Word Origin & History
In M.E., -u- and -v- were used interchangeably, though with a preference for v- as the initial letter (vnder, vain, etc.) and -u- elsewhere (full, euer, etc.). The distinction into consonant and vowel identities was established in Eng. by 1630, under influence of continental printers, but into 19c. some
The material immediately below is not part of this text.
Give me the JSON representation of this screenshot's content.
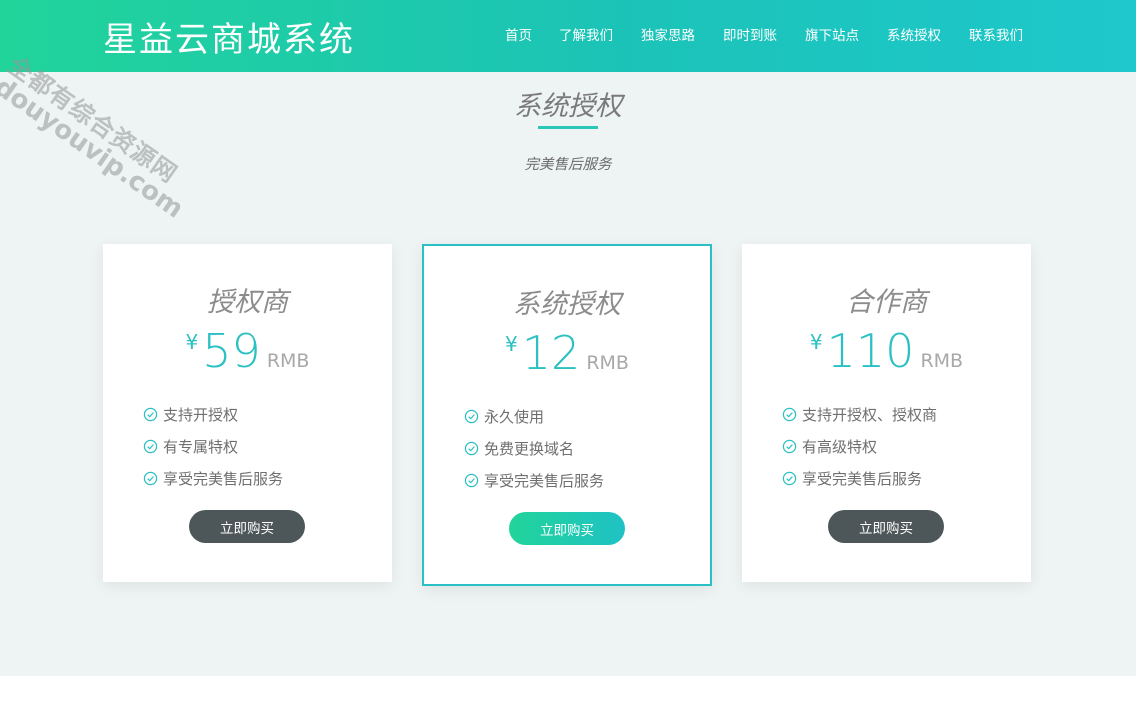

dictionaries and other catalogues continued to list -u- and -v- words as a single series. No native Anglo-Saxon words begin in v- except those (vane, vat, vixen) altered by the southwestern England habit of replacing initial f- with v- (and initial s- with z-). Confusion of -v- and -w- was also a characteristic of 16c. Cockney accents. In Ger. rocket weapons systems of WWII, it stood for Vergeltungswaffe "reprisal weapon." V-eight as a type of motor engine is recorded from 1930 (V-engine is attested from 1924), so called for the arrangement. The V for "victory" hand sign was conceived Jan. 1941 by Belgian politician and resistance leader Victor de Laveleye, to signify Fr. victoire and Flem. vrijheid ("freedom"). It was broadcast into Europe by Radio België/Radio Belgique and popularized by the BBC by June 1941, from which time it became a universal allied gesture.